Exercise brief:
Pictures do not belong in the copy. Return all of the entries exactly.

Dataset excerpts
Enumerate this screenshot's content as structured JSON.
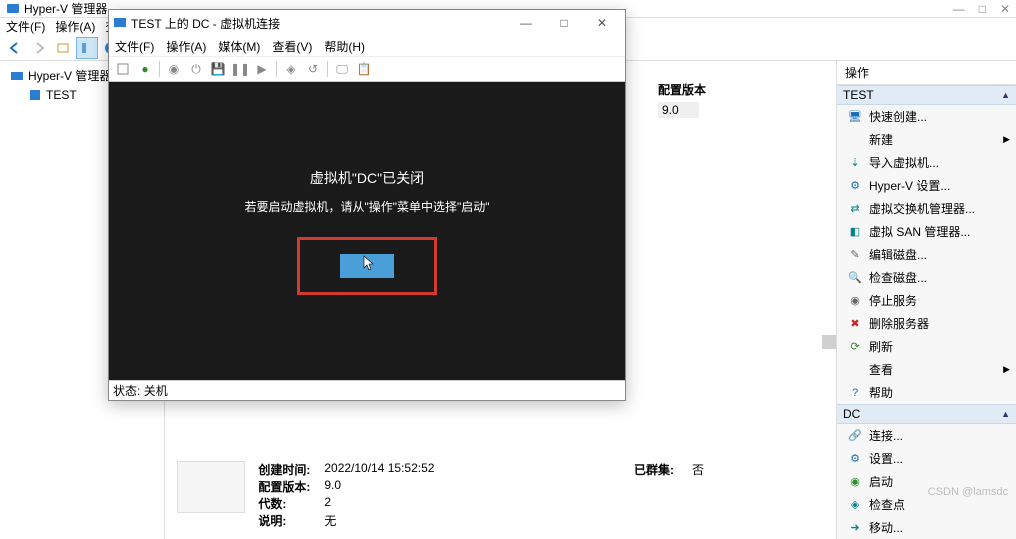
{
  "main": {
    "title": "Hyper-V 管理器",
    "menu": {
      "file": "文件(F)",
      "action": "操作(A)",
      "view": "查"
    },
    "winbtns": {
      "min": "—",
      "max": "□",
      "close": "✕"
    }
  },
  "tree": {
    "root": "Hyper-V 管理器",
    "child": "TEST"
  },
  "center": {
    "cfg_label": "配置版本",
    "cfg_value": "9.0",
    "created_label": "创建时间:",
    "created_value": "2022/10/14 15:52:52",
    "cfgver_label": "配置版本:",
    "cfgver_value": "9.0",
    "gen_label": "代数:",
    "gen_value": "2",
    "desc_label": "说明:",
    "desc_value": "无",
    "clustered_label": "已群集:",
    "clustered_value": "否"
  },
  "actions": {
    "pane_title": "操作",
    "group1": "TEST",
    "group2": "DC",
    "g1": {
      "quick_create": "快速创建...",
      "new": "新建",
      "import_vm": "导入虚拟机...",
      "hv_settings": "Hyper-V 设置...",
      "vswitch_mgr": "虚拟交换机管理器...",
      "vsan_mgr": "虚拟 SAN 管理器...",
      "edit_disk": "编辑磁盘...",
      "inspect_disk": "检查磁盘...",
      "stop_service": "停止服务",
      "remove_server": "删除服务器",
      "refresh": "刷新",
      "view": "查看",
      "help": "帮助"
    },
    "g2": {
      "connect": "连接...",
      "settings": "设置...",
      "start": "启动",
      "checkpoint": "检查点",
      "move": "移动..."
    }
  },
  "vm": {
    "title": "TEST 上的 DC - 虚拟机连接",
    "menu": {
      "file": "文件(F)",
      "action": "操作(A)",
      "media": "媒体(M)",
      "view": "查看(V)",
      "help": "帮助(H)"
    },
    "msg1": "虚拟机\"DC\"已关闭",
    "msg2": "若要启动虚拟机，请从\"操作\"菜单中选择\"启动\"",
    "start_button": "",
    "status_label": "状态:",
    "status_value": "关机"
  },
  "watermark": "CSDN @lamsdc"
}
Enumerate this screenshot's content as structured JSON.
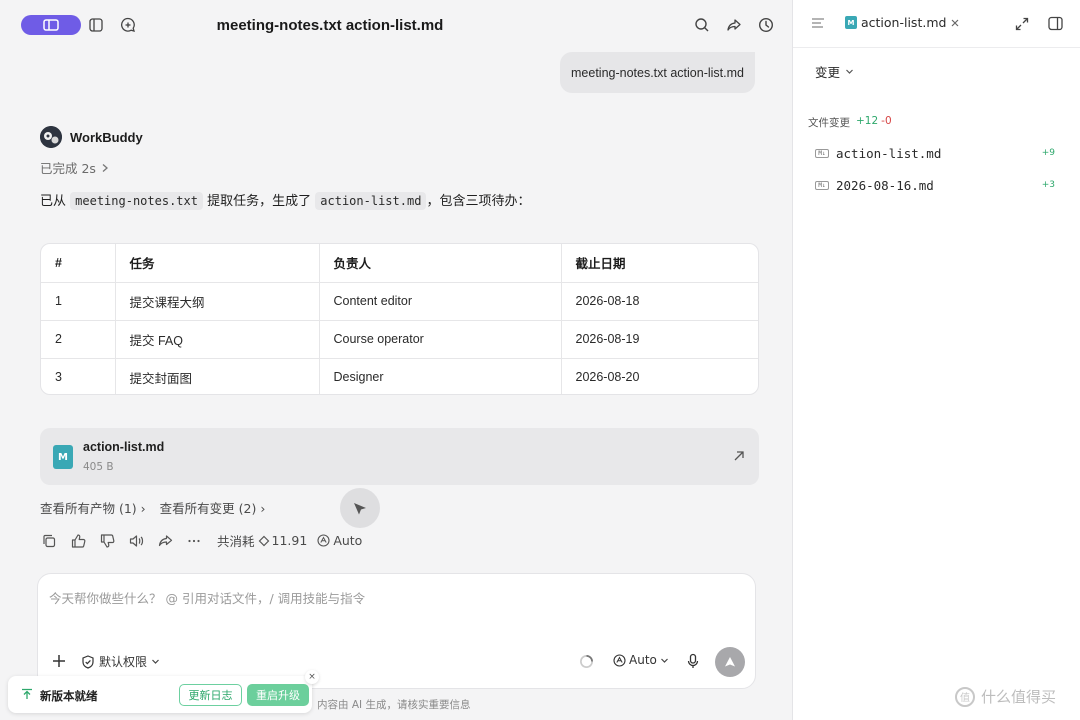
{
  "app": {
    "window_title": "meeting-notes.txt action-list.md"
  },
  "chat": {
    "user_message": "meeting-notes.txt action-list.md",
    "agent_name": "WorkBuddy",
    "done_label": "已完成 2s",
    "summary": {
      "prefix": "已从",
      "file1": "meeting-notes.txt",
      "middle": "提取任务，生成了",
      "file2": "action-list.md",
      "suffix": "，包含三项待办："
    },
    "table": {
      "headers": [
        "#",
        "任务",
        "负责人",
        "截止日期"
      ],
      "rows": [
        [
          "1",
          "提交课程大纲",
          "Content editor",
          "2026-08-18"
        ],
        [
          "2",
          "提交 FAQ",
          "Course operator",
          "2026-08-19"
        ],
        [
          "3",
          "提交封面图",
          "Designer",
          "2026-08-20"
        ]
      ]
    },
    "file_card": {
      "icon_letter": "M",
      "name": "action-list.md",
      "size": "405 B"
    },
    "links": {
      "artifacts": "查看所有产物 (1)",
      "changes": "查看所有变更 (2)"
    },
    "actions": {
      "cost_label": "共消耗",
      "cost_value": "11.91",
      "model": "Auto"
    }
  },
  "composer": {
    "placeholder": "今天帮你做些什么？ @ 引用对话文件，/ 调用技能与指令",
    "permission_label": "默认权限",
    "model_label": "Auto"
  },
  "disclaimer": "内容由 AI 生成，请核实重要信息",
  "toast": {
    "message": "新版本就绪",
    "changelog_button": "更新日志",
    "restart_button": "重启升级",
    "close": "×"
  },
  "side_panel": {
    "tab_label": "action-list.md",
    "tab_icon_letter": "M",
    "changes_dropdown": "变更",
    "file_changes_label": "文件变更",
    "additions": "+12",
    "deletions": "-0",
    "files": [
      {
        "name": "action-list.md",
        "count": "+9",
        "badge": "M↓"
      },
      {
        "name": "2026-08-16.md",
        "count": "+3",
        "badge": "M↓"
      }
    ]
  },
  "watermark": {
    "glyph": "值",
    "text": "什么值得买"
  },
  "colors": {
    "accent": "#6f5ce6",
    "md_icon": "#3aa8b5",
    "added": "#2ea86c",
    "removed": "#d64545",
    "toast_green": "#6ccf9c"
  }
}
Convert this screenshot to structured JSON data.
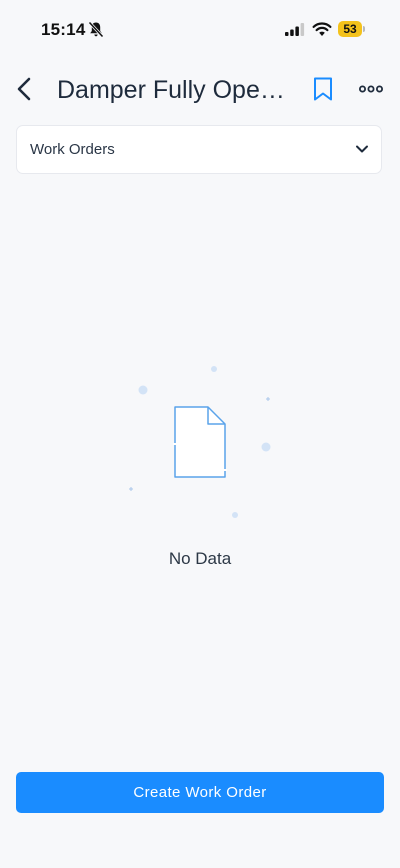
{
  "status_bar": {
    "time": "15:14",
    "battery_level": "53",
    "icons": [
      "bell-slash-icon",
      "cellular-signal-icon",
      "wifi-icon",
      "battery-icon"
    ],
    "battery_color": "#f4c21b"
  },
  "header": {
    "title": "Damper Fully Open Sensor Alarm",
    "back_icon": "chevron-left-icon",
    "bookmark_icon": "bookmark-icon",
    "more_icon": "ellipsis-icon"
  },
  "filter": {
    "selected": "Work Orders",
    "icon": "chevron-down-icon"
  },
  "empty_state": {
    "message": "No Data",
    "icon": "empty-document-icon"
  },
  "actions": {
    "create_label": "Create Work Order"
  },
  "colors": {
    "primary": "#1a8cff",
    "background": "#f7f8fa",
    "text": "#1e2b3c"
  }
}
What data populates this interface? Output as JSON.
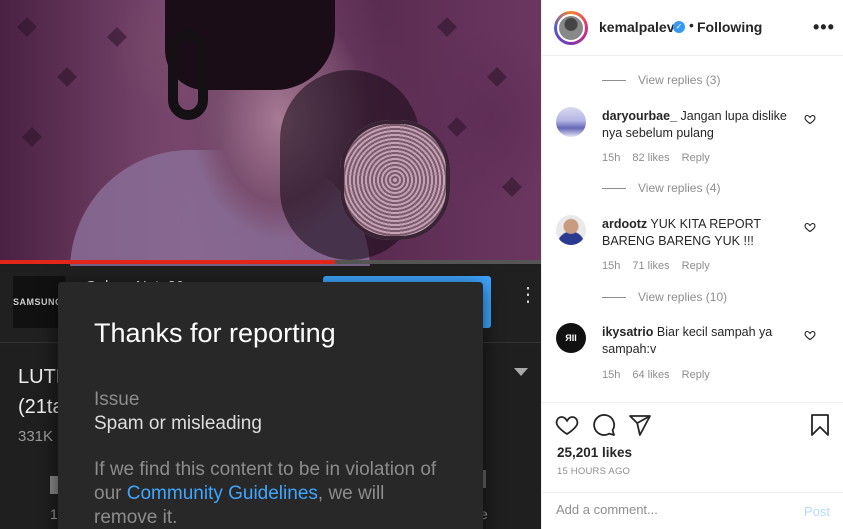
{
  "video": {
    "channel_logo_text": "SAMSUNG",
    "channel_name_fragment": "Galaxy Note20",
    "title_fragment_line1": "LUTI",
    "title_fragment_line2": "(21ta",
    "views_fragment": "331K",
    "like_fragment": "1",
    "right_fragment": "e",
    "progress_fraction": 0.62
  },
  "dialog": {
    "title": "Thanks for reporting",
    "issue_label": "Issue",
    "issue_value": "Spam or misleading",
    "body_prefix": "If we find this content to be in violation of our ",
    "body_link": "Community Guidelines",
    "body_suffix": ", we will remove it."
  },
  "instagram": {
    "header": {
      "username": "kemalpalevi",
      "verified": "✓",
      "separator": "•",
      "follow_status": "Following",
      "more": "•••"
    },
    "comments": [
      {
        "replies_label": "View replies (3)"
      },
      {
        "user": "daryourbae_",
        "text": "Jangan lupa dislike nya sebelum pulang",
        "time": "15h",
        "likes": "82 likes",
        "reply": "Reply",
        "replies_label": "View replies (4)"
      },
      {
        "user": "ardootz",
        "text": "YUK KITA REPORT BARENG BARENG YUK !!!",
        "time": "15h",
        "likes": "71 likes",
        "reply": "Reply",
        "replies_label": "View replies (10)"
      },
      {
        "user": "ikysatrio",
        "text": "Biar kecil sampah ya sampah:v",
        "time": "15h",
        "likes": "64 likes",
        "reply": "Reply",
        "avatar_text": "ЯΙΙ"
      }
    ],
    "likes_count": "25,201 likes",
    "timestamp": "15 HOURS AGO",
    "add_comment_placeholder": "Add a comment...",
    "post_label": "Post",
    "icons": [
      "heart-icon",
      "comment-icon",
      "share-icon",
      "bookmark-icon"
    ]
  },
  "colors": {
    "instagram_blue": "#3897f0",
    "youtube_link": "#3ea6ff",
    "youtube_red": "#e2261a",
    "dialog_bg": "#282828"
  }
}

Exercise answer:
Enumerate this screenshot's content as structured JSON.
{
  "main": {
    "title": "Hyper-V 管理器",
    "menu": {
      "file": "文件(F)",
      "action": "操作(A)",
      "view": "查"
    },
    "winbtns": {
      "min": "—",
      "max": "□",
      "close": "✕"
    }
  },
  "tree": {
    "root": "Hyper-V 管理器",
    "child": "TEST"
  },
  "center": {
    "cfg_label": "配置版本",
    "cfg_value": "9.0",
    "created_label": "创建时间:",
    "created_value": "2022/10/14 15:52:52",
    "cfgver_label": "配置版本:",
    "cfgver_value": "9.0",
    "gen_label": "代数:",
    "gen_value": "2",
    "desc_label": "说明:",
    "desc_value": "无",
    "clustered_label": "已群集:",
    "clustered_value": "否"
  },
  "actions": {
    "pane_title": "操作",
    "group1": "TEST",
    "group2": "DC",
    "g1": {
      "quick_create": "快速创建...",
      "new": "新建",
      "import_vm": "导入虚拟机...",
      "hv_settings": "Hyper-V 设置...",
      "vswitch_mgr": "虚拟交换机管理器...",
      "vsan_mgr": "虚拟 SAN 管理器...",
      "edit_disk": "编辑磁盘...",
      "inspect_disk": "检查磁盘...",
      "stop_service": "停止服务",
      "remove_server": "删除服务器",
      "refresh": "刷新",
      "view": "查看",
      "help": "帮助"
    },
    "g2": {
      "connect": "连接...",
      "settings": "设置...",
      "start": "启动",
      "checkpoint": "检查点",
      "move": "移动..."
    }
  },
  "vm": {
    "title": "TEST 上的 DC - 虚拟机连接",
    "menu": {
      "file": "文件(F)",
      "action": "操作(A)",
      "media": "媒体(M)",
      "view": "查看(V)",
      "help": "帮助(H)"
    },
    "msg1": "虚拟机\"DC\"已关闭",
    "msg2": "若要启动虚拟机，请从\"操作\"菜单中选择\"启动\"",
    "start_button": "",
    "status_label": "状态:",
    "status_value": "关机"
  },
  "watermark": "CSDN @lamsdc"
}
Enumerate this screenshot's content as structured JSON.
{
  "app": {
    "window_title": "meeting-notes.txt action-list.md"
  },
  "chat": {
    "user_message": "meeting-notes.txt action-list.md",
    "agent_name": "WorkBuddy",
    "done_label": "已完成 2s",
    "summary": {
      "prefix": "已从",
      "file1": "meeting-notes.txt",
      "middle": "提取任务，生成了",
      "file2": "action-list.md",
      "suffix": "，包含三项待办："
    },
    "table": {
      "headers": [
        "#",
        "任务",
        "负责人",
        "截止日期"
      ],
      "rows": [
        [
          "1",
          "提交课程大纲",
          "Content editor",
          "2026-08-18"
        ],
        [
          "2",
          "提交 FAQ",
          "Course operator",
          "2026-08-19"
        ],
        [
          "3",
          "提交封面图",
          "Designer",
          "2026-08-20"
        ]
      ]
    },
    "file_card": {
      "icon_letter": "M",
      "name": "action-list.md",
      "size": "405 B"
    },
    "links": {
      "artifacts": "查看所有产物 (1)",
      "changes": "查看所有变更 (2)"
    },
    "actions": {
      "cost_label": "共消耗",
      "cost_value": "11.91",
      "model": "Auto"
    }
  },
  "composer": {
    "placeholder": "今天帮你做些什么？ @ 引用对话文件，/ 调用技能与指令",
    "permission_label": "默认权限",
    "model_label": "Auto"
  },
  "disclaimer": "内容由 AI 生成，请核实重要信息",
  "toast": {
    "message": "新版本就绪",
    "changelog_button": "更新日志",
    "restart_button": "重启升级",
    "close": "×"
  },
  "side_panel": {
    "tab_label": "action-list.md",
    "tab_icon_letter": "M",
    "changes_dropdown": "变更",
    "file_changes_label": "文件变更",
    "additions": "+12",
    "deletions": "-0",
    "files": [
      {
        "name": "action-list.md",
        "count": "+9",
        "badge": "M↓"
      },
      {
        "name": "2026-08-16.md",
        "count": "+3",
        "badge": "M↓"
      }
    ]
  },
  "watermark": {
    "glyph": "值",
    "text": "什么值得买"
  },
  "colors": {
    "accent": "#6f5ce6",
    "md_icon": "#3aa8b5",
    "added": "#2ea86c",
    "removed": "#d64545",
    "toast_green": "#6ccf9c"
  }
}
Convert this screenshot to structured JSON data.
{
  "status_bar": {
    "time": "15:14",
    "battery_level": "53",
    "icons": [
      "bell-slash-icon",
      "cellular-signal-icon",
      "wifi-icon",
      "battery-icon"
    ],
    "battery_color": "#f4c21b"
  },
  "header": {
    "title": "Damper Fully Open Sensor Alarm",
    "back_icon": "chevron-left-icon",
    "bookmark_icon": "bookmark-icon",
    "more_icon": "ellipsis-icon"
  },
  "filter": {
    "selected": "Work Orders",
    "icon": "chevron-down-icon"
  },
  "empty_state": {
    "message": "No Data",
    "icon": "empty-document-icon"
  },
  "actions": {
    "create_label": "Create Work Order"
  },
  "colors": {
    "primary": "#1a8cff",
    "background": "#f7f8fa",
    "text": "#1e2b3c"
  }
}
What data populates this interface? Output as JSON.
{
  "video": {
    "channel_logo_text": "SAMSUNG",
    "channel_name_fragment": "Galaxy Note20",
    "title_fragment_line1": "LUTI",
    "title_fragment_line2": "(21ta",
    "views_fragment": "331K",
    "like_fragment": "1",
    "right_fragment": "e",
    "progress_fraction": 0.62
  },
  "dialog": {
    "title": "Thanks for reporting",
    "issue_label": "Issue",
    "issue_value": "Spam or misleading",
    "body_prefix": "If we find this content to be in violation of our ",
    "body_link": "Community Guidelines",
    "body_suffix": ", we will remove it."
  },
  "instagram": {
    "header": {
      "username": "kemalpalevi",
      "verified": "✓",
      "separator": "•",
      "follow_status": "Following",
      "more": "•••"
    },
    "comments": [
      {
        "replies_label": "View replies (3)"
      },
      {
        "user": "daryourbae_",
        "text": "Jangan lupa dislike nya sebelum pulang",
        "time": "15h",
        "likes": "82 likes",
        "reply": "Reply",
        "replies_label": "View replies (4)"
      },
      {
        "user": "ardootz",
        "text": "YUK KITA REPORT BARENG BARENG YUK !!!",
        "time": "15h",
        "likes": "71 likes",
        "reply": "Reply",
        "replies_label": "View replies (10)"
      },
      {
        "user": "ikysatrio",
        "text": "Biar kecil sampah ya sampah:v",
        "time": "15h",
        "likes": "64 likes",
        "reply": "Reply",
        "avatar_text": "ЯΙΙ"
      }
    ],
    "likes_count": "25,201 likes",
    "timestamp": "15 HOURS AGO",
    "add_comment_placeholder": "Add a comment...",
    "post_label": "Post",
    "icons": [
      "heart-icon",
      "comment-icon",
      "share-icon",
      "bookmark-icon"
    ]
  },
  "colors": {
    "instagram_blue": "#3897f0",
    "youtube_link": "#3ea6ff",
    "youtube_red": "#e2261a",
    "dialog_bg": "#282828"
  }
}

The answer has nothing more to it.